At this stage, save for a remarkable turnaround, The Game’s five album run in less than eight years on Interscope Records will be both remembered and forgotten for clearly defined reasons. His technical rapping ability has steadily improved (which is actually quite a rare and welcome trait); his name-dropping has been so incessant that you can help but give him a bye for it now; plus he’s dropped two classics, and two albums that have already been largely forgotten. His is a story of surviving gunshots, hustling that mixtape game, then getting a deal that now probably seems more like an anchor than anything and constant beef. However, to give credit where it is due, he damn well knows how to put an album together: only “L.A.X.” didn’t flow too well, whilst every other joint – whether well-received or not – is always put together expertly. “Jesus Piece” almost manages continue that fine run, even it is a shamelessly half-hearted attempt at a concept album, whilst also piling in as many guests as he possibly can (I counted at least 24 guest features).
The fact that it seems to be getting a lot of praise as one of the albums of the year says a lot more about how disappointing 2012 has been, as opposed to how great “Jesus Piece” might actually be. The name-dropping is here and present, in full effect – it’s just that now, Taylor also name-drops God a lot (the religious angle is more of a parachuted-in theme). There is also a catchy single featuring Lil Wayne, Tyga, Wiz Khalifa and Chris Brown that’s generated interest. Yet, one can’t help feeling that The Game is keen to end his uneasy alliance with Interscope Records, and it seems like JP is a hastily-assembled end of year dorm party where the students rebelliously spray shaving foam and talk all night about how they are gonna rule the world.
Consistency isn’t a problem on “Jesus Piece” – whether we are talking about the rapper or the music. The Game should catch a few people by surprise here, as he delivers some genuinely impressive wordplay and some brilliant punchlines (“Heavens Arms” is the only song with no guests, and he goes pretty damn hard throughout). His usual idiosyncrasies are back with a vengeance, but you should know all about his quirks by now. Musically, pretty much every track is consistently solid – but there are very few spectacular highlights, with pretty much nothing threatening “classic” territory (except maybe “Pray” and “All That (Lady)” at a stretch). It’s all particularly derivative of whatever Game’s been listening to on his iPod Shuffle – one would assume a lot of “Cruel Summer,” Rick Ross and Bone Thugs. It’s a shame, as the lead artist doesn’t seem to be able to connect fully with his audience any more, and it is a far cry from him “Doctor’s Advocate” days.

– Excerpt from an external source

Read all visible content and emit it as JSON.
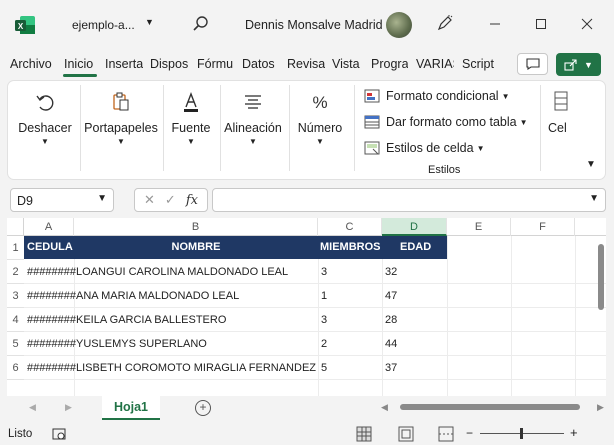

But some people just want an album full of decent beats, a solid rapper and some hummable choruses. Songs like “Jesus Piece” really don’t fire on all cylinders (Kanye’s feature is a return for Game’s one-line chorus on “Crack Music” and Common’s verse is clunky). 2 Chainz and Rick Ross do as expected on “Ali Bomaye” whilst Pusha T apes his own “New God Flow” on “Name Me King.” Last year, Kendrick set “The City” ablaze on the R.E.D album opener, but “See No Evil” just doesn’t quite compare. The last couple of tracks before “Celebration” are practically phoned in (“Hallelujah” and “Freedom”), such is the eagerness to get to the finish line. And yet there are a few songs that are worth your time.
“Pray” featuring J.Cole is quite excellent, with the beat, subject matter and delivery from both artists – who are basically the same (have you noticed how similar Cole is to Taylor?) – making it a pleasant surprise that ties into the theme, as well as being a standalone track worthy of praise. “Celebration” functions well as an early-90’s BTNH throwback, whilst “All That (Lady)” flips a D’Angelo sample to good effect. “Heaven’s Arms” finds Taylor on fire, whilst “Can’t Get Right” displays his confessional side pretty well. And the album opener bangs hard, with Meek Mill earning his appearance fee.
To be honest, this just doesn’t really feel like a Game album – there’s a distinct lack of drama, of real hyperbole, of genuine excitement. It tends to come across as a resume, showing him off in the shop window for potential labels to sign him up (my bet is he ends up with MMG or someone on a short deal). The album covers (whether the genial stained glass black Jesus or the beautiful simplicity of his late brother, shot in the prime of life) deserved more, and it fails to deliver on the promise hinted at by the artwork. Whilst this review may come across as overcritical, it’s just that this doesn’t feel genuine, and it seems like Game’s already moved on to the next phase of his life. He’s been called a jack of all trades, but he does have some exceptional talents that he’s probably just saving for his next deal – when he will have to prove himself all over again.